    Cmdr. David S. Barry, a psychologist with Deployment Health Clinical Center, explained that providers should ensure patients understand exactly what “one drink” means during a July 23 webinar hosted by the Defense Centers of Excellence for Psychological Health and Traumatic Brain Injury.

  • Clinician’s Corner: Tips to Stay Engaged in Therapy

    Read the story: Clinician’s Corner: Tips to Stay Engaged in Therapy
    U.S. Army photo by Sgt. Luke Rollins

    Christina Schendel, is a licensed psychologist and is special assistant for strategy integration for the Deployment Health Clinical Center. This article is written for providers and references scientific language and research.

    As clinicians, we’ve all had patients who struggle to remain engaged in therapy, especially after a breakthrough, challenging session or even an alliance rupture. We know that almost half of patients leave psychotherapy too soon, which reduces the effectiveness of therapy. Taking a look at ourselves as therapists, and the therapeutic relationship, can help us find ways to stay engaged and keep patients as active participants in their therapy.

  • Mindfulness Meditation Can Help Your Brain Handle Stress

    Read the Full Story: Mindfulness meditation can help your brain handle stress
    U.S. Army photo

    This is the first in a series of posts on mindfulness meditation. Future posts will feature mindfulness meditation techniques and how the practice can help treat various health concerns.

    After two tours of duty in Iraq, Michael (not his real name) struggled with posttraumatic stress disorder (PTSD) and mild depression. A psychiatrist prescribed the 32-year-old service member medication and exposure therapy and saw him every two weeks.

    The therapy helped, but after a year Michael had trouble keeping up with the visits. He didn’t want to backslide; was there something he could do at home? Actually, there is: mindfulness meditation.

  • Routine Military Medical Visits Can Include Behavioral Health Checkup

    Read the full story: Routine Military Medical Visits Can Include Behavioral Health Checkup
    A mental health specialist provides triage to a soldier during a behavioral health assessment. (U.S. Army photo by Staff Sgt. Christopher Calvert)

    When Frances stepped on the scale at her primary care visit, she had gained more than 10 pounds. She was under a lot of stress, she told the physician assistant.

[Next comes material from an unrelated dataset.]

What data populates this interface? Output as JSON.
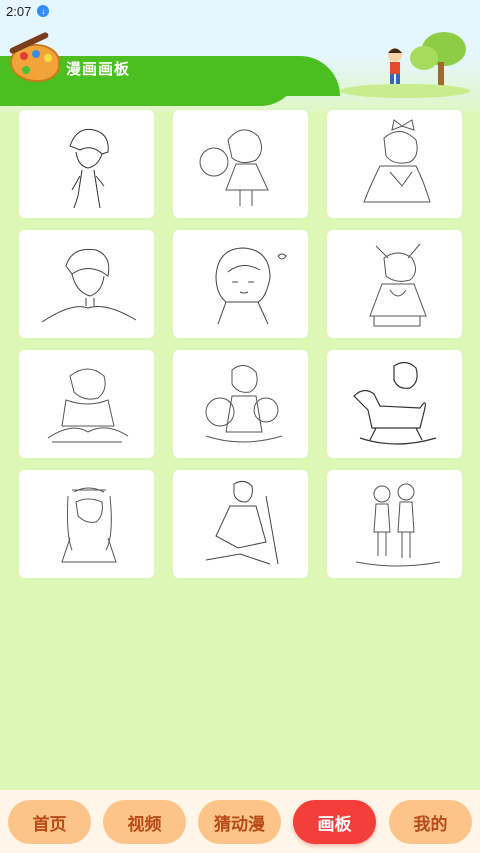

    The response was immediate: A new member of the primary care team could help Frances with a plan for coping with stress. Minutes later, she was sitting down with internal behavioral health consultant Erica Jarrett. Six months later, not only was Frances less stressed, but she’d also lost the extra weight.

    Frances (not her real name) is benefiting from the Military Health System’s decision to integrate an internal behavioral health consultant (IBHC) -- either a psychologist or a licensed clinical social worker -- into the primary care team. For the military, the goal is healthier, fitter service members.

  • ‘But, I Don’t Drink Every Day’

    April is alcohol awareness month; take screening at

    April is Alcohol Awareness Month — a good time to assess drinking habits. People may hear this and joke that they’re fully aware of their drinking, but problem drinking is no laughing matter. Although drinking is a legal and accepted part of our society, for many it can lead to broken relationships, brushes with the law and for some service members, major career setbacks.

    If drinking is so common and accepted, how do we know if we have a problem with alcohol? Many people mistakenly believe that if they don’t drink every day they don’t have a problem. Actually, both maintenance drinking (drinking every day) and binge drinking (drinking excessively when you do drink) can suggest a problem with alcohol.

    The effects of drinking on home or work life may also provide clues, although you may not see this. A problem relationship with drinking isn’t always clear to the person doing the drinking.